Jump to: navigation, search

Difference between revisions of "Designate/Atlanta/Workshop 1"

(Start the Designate Central Service)
(Start the Designate API Service)
Line 60: Line 60:
==== Start the Designate API Service ====
==== Start the Designate API Service ====
* $ designate-api > /dev/null 2>&1 &
* $ designate-api &
==== Check services are up ====
==== Check services are up ====

Revision as of 16:40, 5 May 2014

Designate: Interactive Workshop - Install and Operate - Openstack Summit, May 2014

Designate provides DNSaaS services for OpenStack.

This interactive workshop will guide attendees on how Designate can be installed with PowerDNS. For the purposes of the workshop the various designate components will be installed on a single node. Once installed it shows some of the V1 and V2 APIs for domain and record management. The workshop will conclude by using a tool like dig to retrieve the added records from the PowerDNS backend, showing a fully functional by-hand deployment.

The workshop will also cover the steps for contributing to the development of Designate.

Several of the Designate contributors will be on hand during the workshop to help attendees work through the deployment.

See also: "Designate: An Overview of DNSaaS for Openstack" and “Designate: Deep Dive for Operators/Deployers”

Designate Installation Instructions

Install Designate

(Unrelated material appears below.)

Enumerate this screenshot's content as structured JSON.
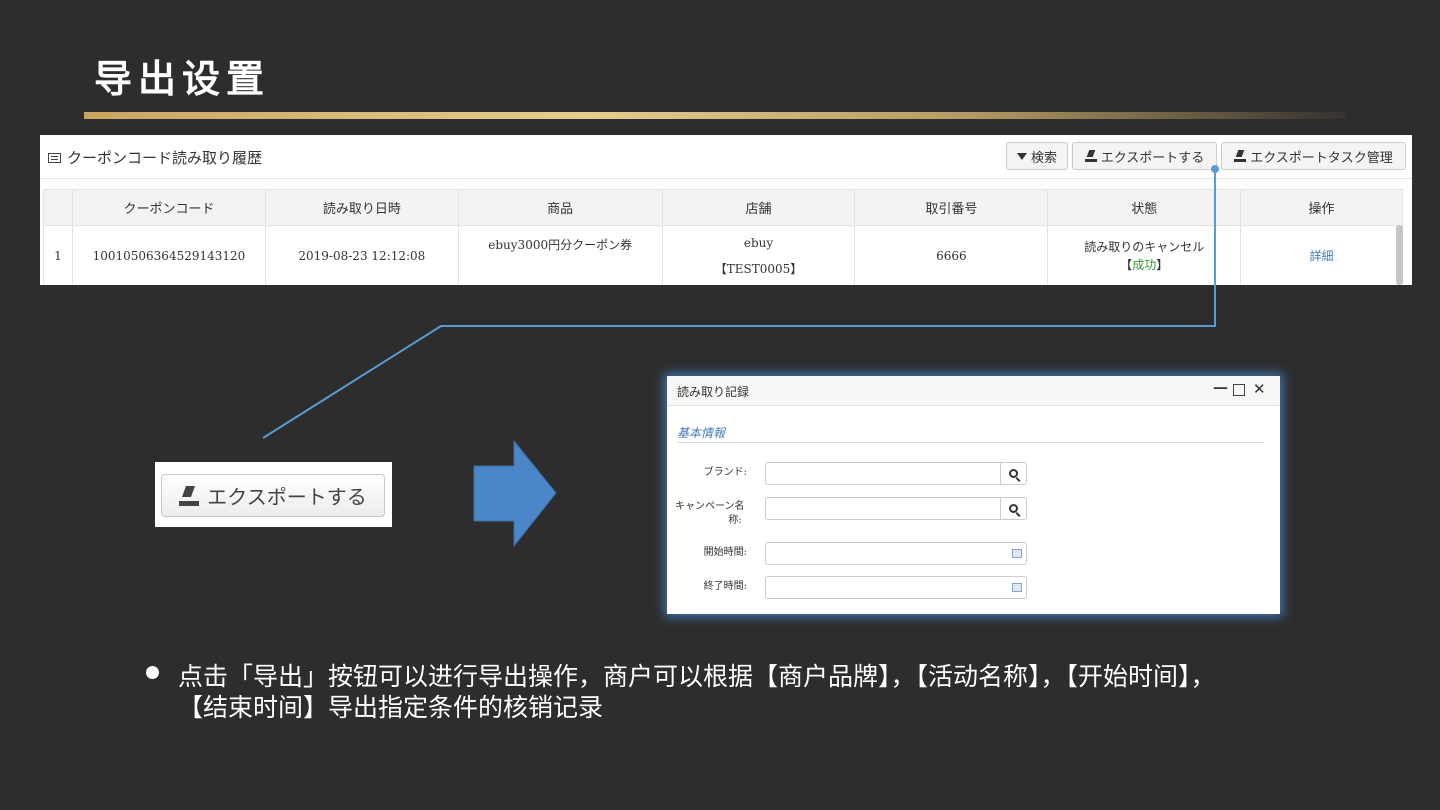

  1. Start the VM
    $ vagrant up
  2. Log into the VM
    $ vagrant ssh
  3. Be super user
    $ sudo su -
  4. Install Designate and its dependencies
    $ cd /home/vagrant/designate
    $ apt-get -y build-dep python-lxml
    $ pip install -r requirements.txt -r test-requirements.txt
    $ python setup.py develop
  5. Copy sample designate files and edit
    $ cd etc/designate (/home/vagrant/designate/etc/designate)
    $ ls *.sample | while read f; do cp $f $(echo $f | sed "s/.sample$//g"); done
  6. Now Edit designate.conf
    (Replace contents of designate.conf with contents of file /home/vagrant/designate.conf.wkshp )
    $ cp /home/vagrant/designate.conf.wkshp ./designate.conf
  7. Create directory for maintaining designate state information (this directory was referenced by 'state_path' variable in designate.conf file)
    $ mkdir /var/lib/designate
  8. Create directory for maintaining designate log files (this directory was referenced by 'logdir' variable in designate.conf file)
    $ mkdir /home/vagrant/designate/log

Configure the DNS server (PowerDNS)

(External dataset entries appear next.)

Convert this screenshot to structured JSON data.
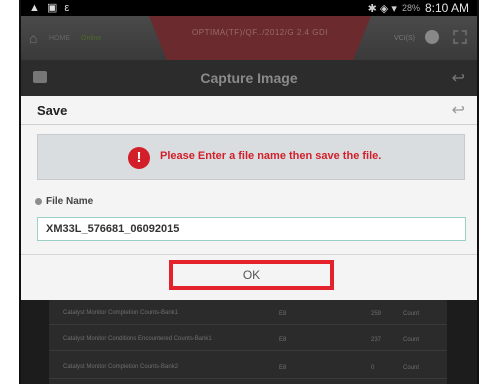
{
  "status_bar": {
    "left_icons": "▲ ▣ ε",
    "right_icons": "✱ ◈ ▾",
    "battery": "28%",
    "time": "8:10 AM"
  },
  "app_header": {
    "home_label": "HOME",
    "home_sub": "Online",
    "vehicle": "OPTIMA(TF)/QF../2012/G 2.4 GDI",
    "vci_label": "VCI(S)"
  },
  "capture_bar": {
    "title": "Capture Image"
  },
  "dialog": {
    "title": "Save",
    "alert_icon": "!",
    "alert_message": "Please Enter a file name then save the file.",
    "file_name_label": "File Name",
    "file_name_value": "XM33L_576681_06092015",
    "ok_label": "OK"
  },
  "table": {
    "rows": [
      {
        "name": "Catalyst Monitor Completion Counts-Bank1",
        "code": "E8",
        "value": "259",
        "unit": "Count"
      },
      {
        "name": "Catalyst Monitor Conditions Encountered Counts-Bank1",
        "code": "E8",
        "value": "237",
        "unit": "Count"
      },
      {
        "name": "Catalyst Monitor Completion Counts-Bank2",
        "code": "E8",
        "value": "0",
        "unit": "Count"
      }
    ]
  },
  "colors": {
    "accent_red": "#d21f2a",
    "highlight_border": "#e3222b"
  }
}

In /etc/powerdns/pdns.d/pdns.local.gmysql, verify (set) 'gmysql-dbname=pdns'

  • $ vi /etc/powerdns/pdns.d/pdns.local.gmysql

Re-Start PowerDNS

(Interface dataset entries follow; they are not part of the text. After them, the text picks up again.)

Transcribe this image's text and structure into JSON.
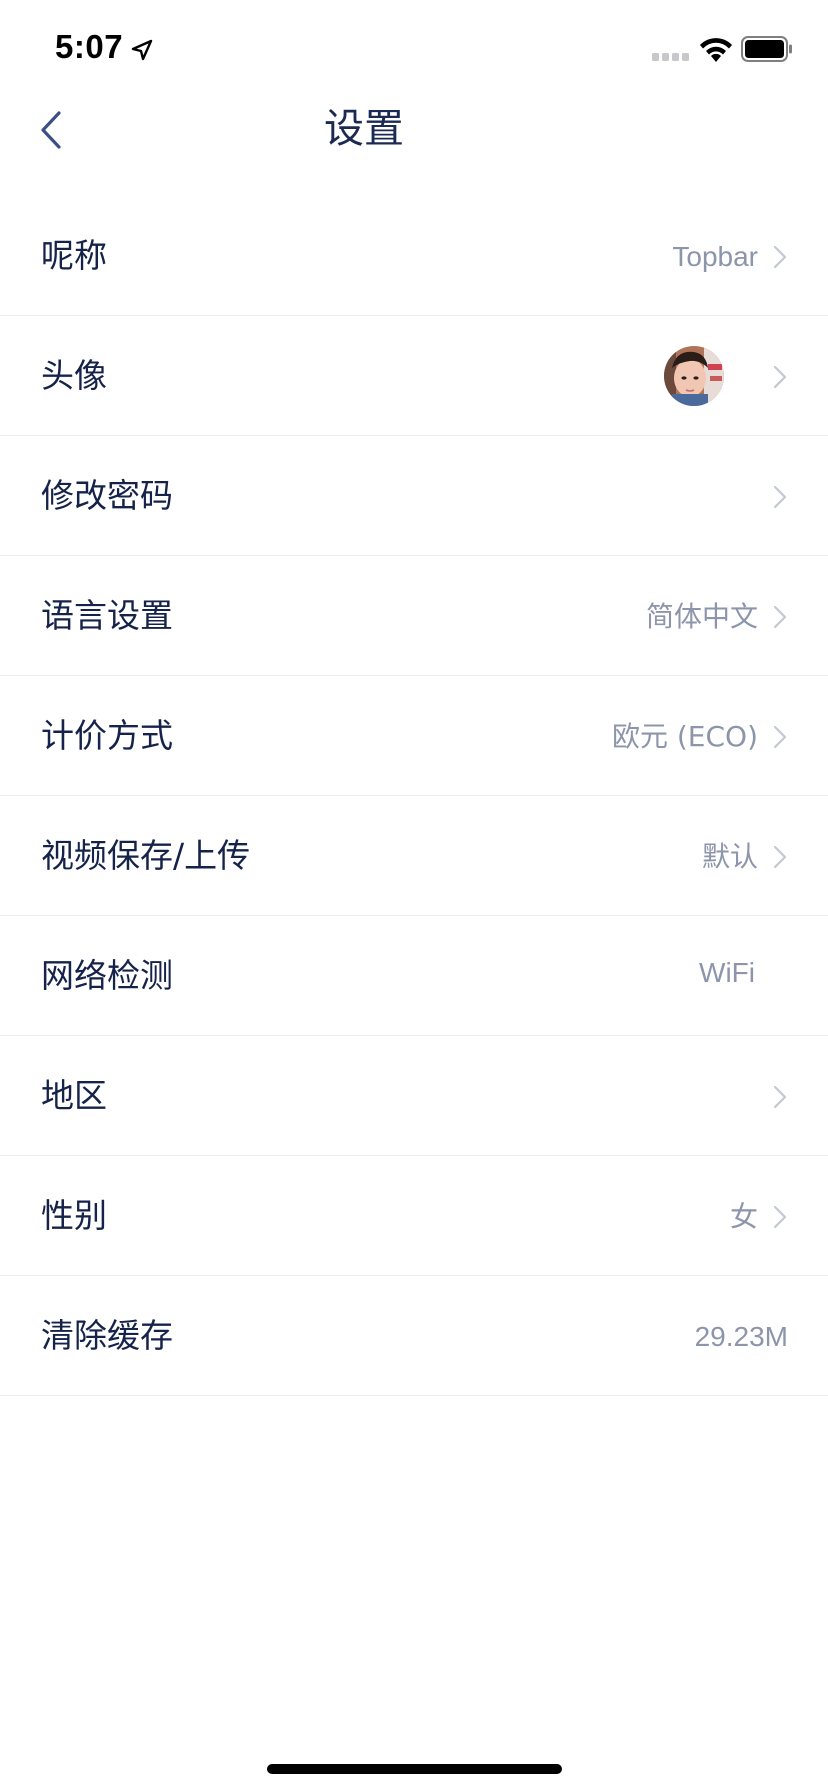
{
  "status_bar": {
    "time": "5:07",
    "icons": [
      "location-arrow-icon",
      "signal-icon",
      "wifi-icon",
      "battery-icon"
    ]
  },
  "nav": {
    "title": "设置",
    "back_icon": "chevron-left-icon"
  },
  "settings": {
    "items": [
      {
        "label": "呢称",
        "value": "Topbar",
        "chevron": true
      },
      {
        "label": "头像",
        "value": "",
        "avatar": true,
        "chevron": true
      },
      {
        "label": "修改密码",
        "value": "",
        "chevron": true
      },
      {
        "label": "语言设置",
        "value": "简体中文",
        "chevron": true
      },
      {
        "label": "计价方式",
        "value": "欧元 (ECO)",
        "chevron": true
      },
      {
        "label": "视频保存/上传",
        "value": "默认",
        "chevron": true
      },
      {
        "label": "网络检测",
        "value": "WiFi",
        "chevron": false
      },
      {
        "label": "地区",
        "value": "",
        "chevron": true
      },
      {
        "label": "性别",
        "value": "女",
        "chevron": true
      },
      {
        "label": "清除缓存",
        "value": "29.23M",
        "chevron": false
      }
    ]
  },
  "colors": {
    "title": "#1a2a52",
    "label": "#15224a",
    "value": "#8c95aa",
    "divider": "#eceef2",
    "accent_back": "#3a4f85"
  }
}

  • $ service pdns restart

Verify PowerDNS is running on port 53

  • $ netstat -tnlp (look for pdns_server-in)

Test PowerDNS

  • $ dig @localhost openstack.com (You should get some response with status:SERVFAIL)

Create, Initialize and sync the databases

The Designate database
  • $ mysql -e 'CREATE DATABASE `designate` CHARACTER SET utf8 COLLATE utf8_general_ci;'
  • $ designate-manage database init
  • $ designate-manage database sync
The PowerDNS database

(Database already exists. Just init and sync)

  • $ designate-manage powerdns init
  • $ designate-manage powerdns sync

Start the Designate Central Service

  • $ designate-central &

Start the Designate API Service

  • $ designate-api &

Check services are up

  • $ ps aux | grep designate

Setup the Designate Keystone service and endpoints

Install Designate Client

  • $ cd /home/vagrant/python-designateclient
  • $ pip install -r requirements.txt -r test-requirements.txt
  • $ python setup.py develop
Test Designate Client
  • $ cd /home/vagrant
  • $ source openrc.admin
  • $ designate --debug server-list

Exercise the Designate API

  1. Test API locally on VM:
    $ curl http://localhost:9001
  2. Test API from External Client (e.g. Google Chrome HTTP Client):

More Sample Helpful commands below in "Other Designate Workshop Command Lines"

Other Designate Workshop Command Lines

  • $ killall designate-api
  • $ killall designate-central
Also, other log files exist in /var/log (e.g syslog for traces on services such as PowerDNS)

Additional Notes on the workshop

I chose PowerDNS as the backend rather than BIND as it is more well tested as of now. I put in a single node – so that it is easier to control and easier for newbies to install. Also we talked about the workshop showing migration to Designate. However I think it is early at this point for us to talk about migration as we have not yet done a migrate with Designate.


  • REST API for domain & record management
  • Multi-tenant
  • Integrated with Keystone for authentication
  • Framework in place to integrate with Nova and Neutron notifications (for auto-generated records)
  • Support for PowerDNS and Bind9 out of the box